A Case For Adaptive Deep Neural Networks in Edge Computing
Francis McNamee, Schahram Dustadar, Peter Kilpatrick, Weisong Shi, Ivor Spence, Blesson Varghese

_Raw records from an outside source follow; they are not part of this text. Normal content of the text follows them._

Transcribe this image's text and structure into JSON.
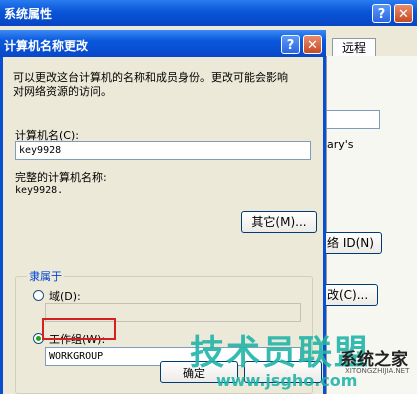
{
  "back_window": {
    "title": "系统属性",
    "tab_remote": "远程",
    "partial_text_1": "ary's",
    "id_button": "络 ID(N)",
    "change_button": "改(C)..."
  },
  "dialog": {
    "title": "计算机名称更改",
    "description_line1": "可以更改这台计算机的名称和成员身份。更改可能会影响",
    "description_line2": "对网络资源的访问。",
    "computer_name_label": "计算机名(C):",
    "computer_name_value": "key9928",
    "full_name_label": "完整的计算机名称:",
    "full_name_value": "key9928.",
    "more_button": "其它(M)...",
    "member_of_label": "隶属于",
    "domain_label": "域(D):",
    "domain_value": "",
    "workgroup_label": "工作组(W):",
    "workgroup_value": "WORKGROUP",
    "ok_button": "确定"
  },
  "watermark": {
    "big_text": "技术员联盟",
    "url": "www.jsgho.com",
    "site_name": "系统之家",
    "site_en": "XITONGZHIJIA.NET"
  }
}
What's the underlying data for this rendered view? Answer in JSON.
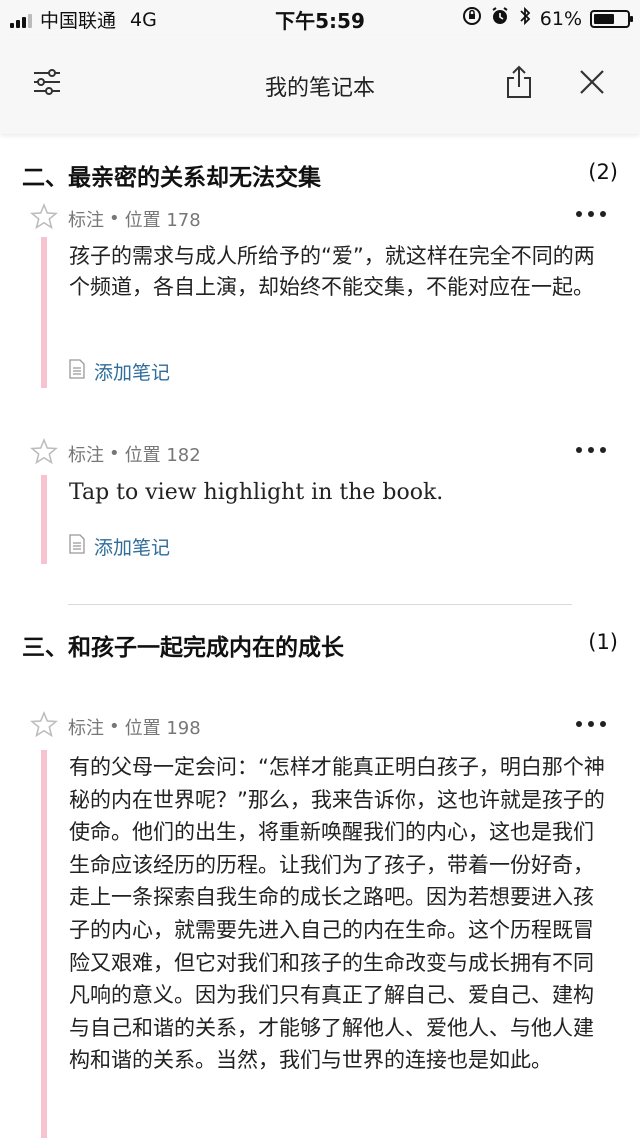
{
  "status_bar": {
    "carrier": "中国联通",
    "network": "4G",
    "time": "下午5:59",
    "battery_percent": "61%",
    "battery_level": 0.61
  },
  "header": {
    "title": "我的笔记本",
    "filter_icon": "sliders-icon",
    "share_icon": "share-icon",
    "close_icon": "close-icon"
  },
  "sections": [
    {
      "title": "二、最亲密的关系却无法交集",
      "count": "(2)",
      "items": [
        {
          "type_label": "标注",
          "separator": "•",
          "location": "位置 178",
          "text": "孩子的需求与成人所给予的“爱”，就这样在完全不同的两个频道，各自上演，却始终不能交集，不能对应在一起。",
          "add_note": "添加笔记"
        },
        {
          "type_label": "标注",
          "separator": "•",
          "location": "位置 182",
          "text": "Tap to view highlight in the book.",
          "add_note": "添加笔记"
        }
      ]
    },
    {
      "title": "三、和孩子一起完成内在的成长",
      "count": "(1)",
      "items": [
        {
          "type_label": "标注",
          "separator": "•",
          "location": "位置 198",
          "text": "有的父母一定会问：“怎样才能真正明白孩子，明白那个神秘的内在世界呢？”那么，我来告诉你，这也许就是孩子的使命。他们的出生，将重新唤醒我们的内心，这也是我们生命应该经历的历程。让我们为了孩子，带着一份好奇，走上一条探索自我生命的成长之路吧。因为若想要进入孩子的内心，就需要先进入自己的内在生命。这个历程既冒险又艰难，但它对我们和孩子的生命改变与成长拥有不同凡响的意义。因为我们只有真正了解自己、爱自己、建构与自己和谐的关系，才能够了解他人、爱他人、与他人建构和谐的关系。当然，我们与世界的连接也是如此。"
        }
      ]
    }
  ],
  "colors": {
    "highlight_bar": "#f6c3cf",
    "link": "#2f6d9b",
    "header_bg": "#f7f7f7"
  }
}
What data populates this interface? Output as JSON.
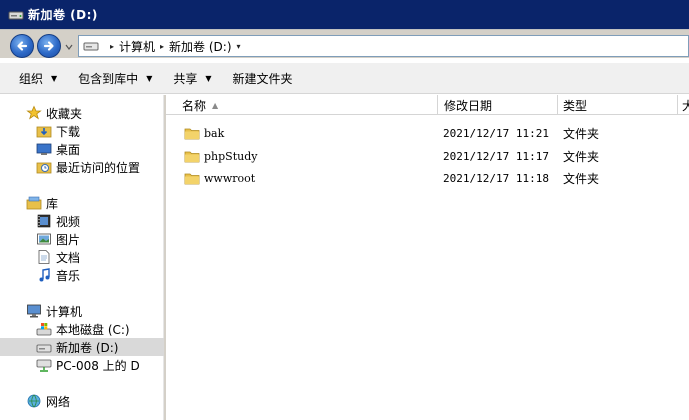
{
  "window": {
    "title": "新加卷 (D:)"
  },
  "address": {
    "crumbs": [
      "计算机",
      "新加卷 (D:)"
    ]
  },
  "toolbar": {
    "organize": "组织",
    "include_library": "包含到库中",
    "share": "共享",
    "new_folder": "新建文件夹"
  },
  "nav": {
    "favorites": "收藏夹",
    "downloads": "下载",
    "desktop": "桌面",
    "recent": "最近访问的位置",
    "libraries": "库",
    "videos": "视频",
    "pictures": "图片",
    "documents": "文档",
    "music": "音乐",
    "computer": "计算机",
    "local_disk": "本地磁盘 (C:)",
    "new_volume": "新加卷 (D:)",
    "network_drive": "PC-008 上的 D",
    "network": "网络"
  },
  "columns": {
    "name": "名称",
    "date": "修改日期",
    "type": "类型",
    "size": "大"
  },
  "files": [
    {
      "name": "bak",
      "date": "2021/12/17 11:21",
      "type": "文件夹"
    },
    {
      "name": "phpStudy",
      "date": "2021/12/17 11:17",
      "type": "文件夹"
    },
    {
      "name": "wwwroot",
      "date": "2021/12/17 11:18",
      "type": "文件夹"
    }
  ],
  "colors": {
    "titlebar": "#0a246a",
    "selection": "#d9d9d9",
    "folder": "#e8c04a"
  },
  "icons": {
    "titlebar": "drive-icon",
    "back": "back-arrow-icon",
    "forward": "forward-arrow-icon",
    "favorites": "star-icon",
    "downloads": "download-folder-icon",
    "desktop": "desktop-icon",
    "recent": "recent-places-icon",
    "libraries": "library-icon",
    "videos": "video-icon",
    "pictures": "picture-icon",
    "documents": "document-icon",
    "music": "music-icon",
    "computer": "computer-icon",
    "local_disk": "local-disk-icon",
    "new_volume": "drive-icon",
    "network_drive": "network-drive-icon",
    "network": "network-icon",
    "folder": "folder-icon"
  }
}
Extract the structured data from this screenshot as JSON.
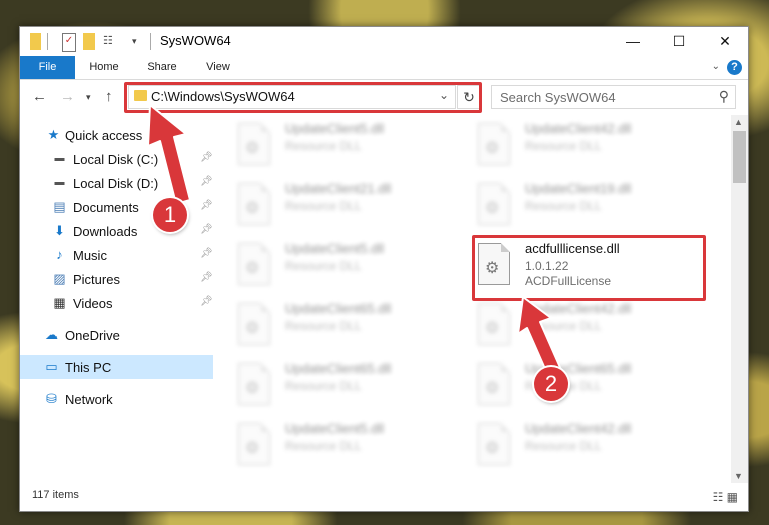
{
  "window": {
    "title": "SysWOW64"
  },
  "window_controls": {
    "minimize": "—",
    "maximize": "☐",
    "close": "✕"
  },
  "ribbon": {
    "tabs": [
      "File",
      "Home",
      "Share",
      "View"
    ],
    "help": "?"
  },
  "address": {
    "path": "C:\\Windows\\SysWOW64",
    "search_placeholder": "Search SysWOW64"
  },
  "sidebar": {
    "items": [
      {
        "label": "Quick access",
        "icon": "star-icon"
      },
      {
        "label": "Local Disk (C:)",
        "icon": "drive-icon"
      },
      {
        "label": "Local Disk (D:)",
        "icon": "drive-icon"
      },
      {
        "label": "Documents",
        "icon": "documents-icon"
      },
      {
        "label": "Downloads",
        "icon": "download-icon"
      },
      {
        "label": "Music",
        "icon": "music-icon"
      },
      {
        "label": "Pictures",
        "icon": "pictures-icon"
      },
      {
        "label": "Videos",
        "icon": "videos-icon"
      },
      {
        "label": "OneDrive",
        "icon": "cloud-icon"
      },
      {
        "label": "This PC",
        "icon": "computer-icon"
      },
      {
        "label": "Network",
        "icon": "network-icon"
      }
    ]
  },
  "files": {
    "highlighted": {
      "name": "acdfulllicense.dll",
      "version": "1.0.1.22",
      "description": "ACDFullLicense"
    },
    "blurred": [
      {
        "name": "UpdateClient5.dll",
        "desc": "Resource DLL"
      },
      {
        "name": "UpdateClient42.dll",
        "desc": "Resource DLL"
      },
      {
        "name": "UpdateClient21.dll",
        "desc": "Resource DLL"
      },
      {
        "name": "UpdateClient19.dll",
        "desc": "Resource DLL"
      },
      {
        "name": "UpdateClient5.dll",
        "desc": "Resource DLL"
      },
      {
        "name": "UpdateClient65.dll",
        "desc": "Resource DLL"
      },
      {
        "name": "UpdateClient42.dll",
        "desc": "Resource DLL"
      },
      {
        "name": "UpdateClient65.dll",
        "desc": "Resource DLL"
      },
      {
        "name": "UpdateClient65.dll",
        "desc": "Resource DLL"
      },
      {
        "name": "UpdateClient5.dll",
        "desc": "Resource DLL"
      },
      {
        "name": "UpdateClient42.dll",
        "desc": "Resource DLL"
      }
    ]
  },
  "status": {
    "item_count": "117 items"
  },
  "annotations": {
    "step1": "1",
    "step2": "2",
    "color": "#d9373a"
  }
}
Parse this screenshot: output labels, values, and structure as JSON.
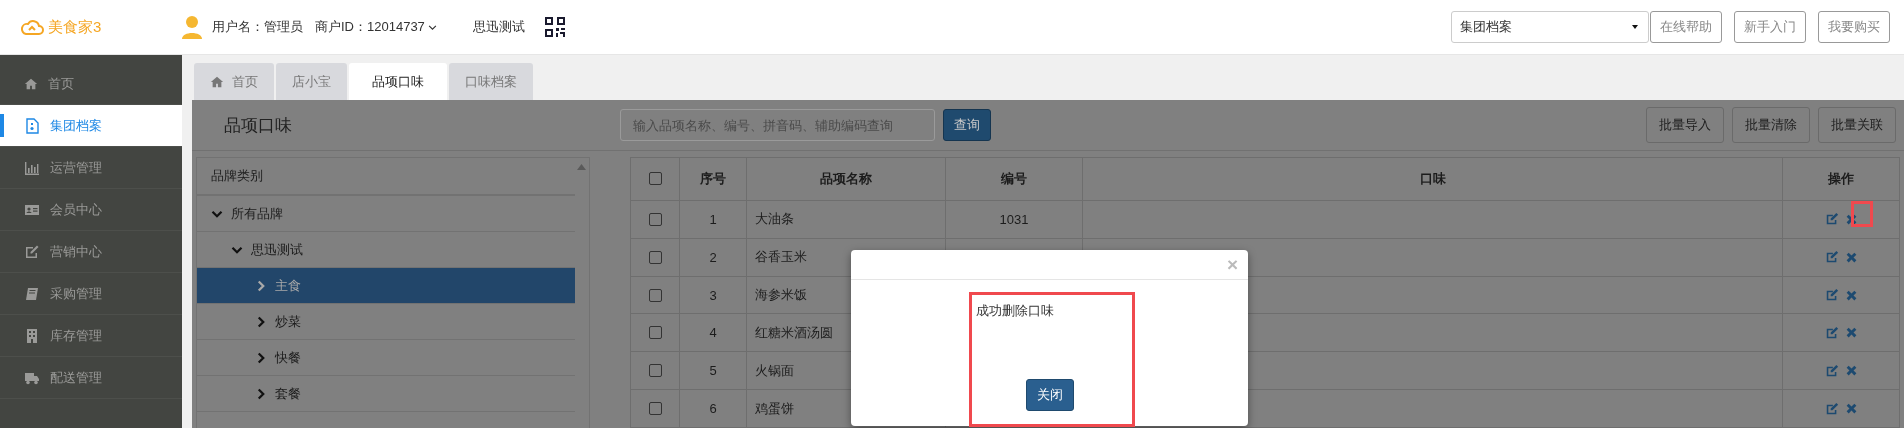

Edge computing offers an additional layer of compute infrastructure closer to the data source before raw data from privacy-sensitive and performance-critical applications is transferred to a cloud data center. Deep Neural Networks (DNNs) are one class of applications that are reported to benefit from collaboratively computing between the edge and the cloud. A DNN is partitioned such that specific layers of the DNN are deployed onto the edge and the cloud to meet performance and privacy objectives. However, there is limited understanding of: (a) whether and how evolving operational conditions (increased CPU and memory utilization at the edge or reduced data transfer rates between the edge and the cloud) affect the performance of already deployed DNNs, and (b) whether a new partition configuration is required to maximize performance. A DNN that adapts to changing operational conditions is referred to as an `adaptive DNN'. This paper investigates whether there is a case for adaptive DNNs in edge computing by considering three questions: (i) Are DNNs sensitive to operational conditions? (ii) How sensitive are DNNs to operational conditions? (iii) Do individual or a combination of operational conditions equally affect DNNs? The exploration is carried out in the context of 8 pre-trained DNN models and the results presented are from analyzing nearly 2 million data points. The results highlight that network conditions affects DNN performance more than CPU or memory related operational conditions. Repartitioning is noted to provide a performance gain in a number of cases, thus demonstrating the need for adaptive DNNs.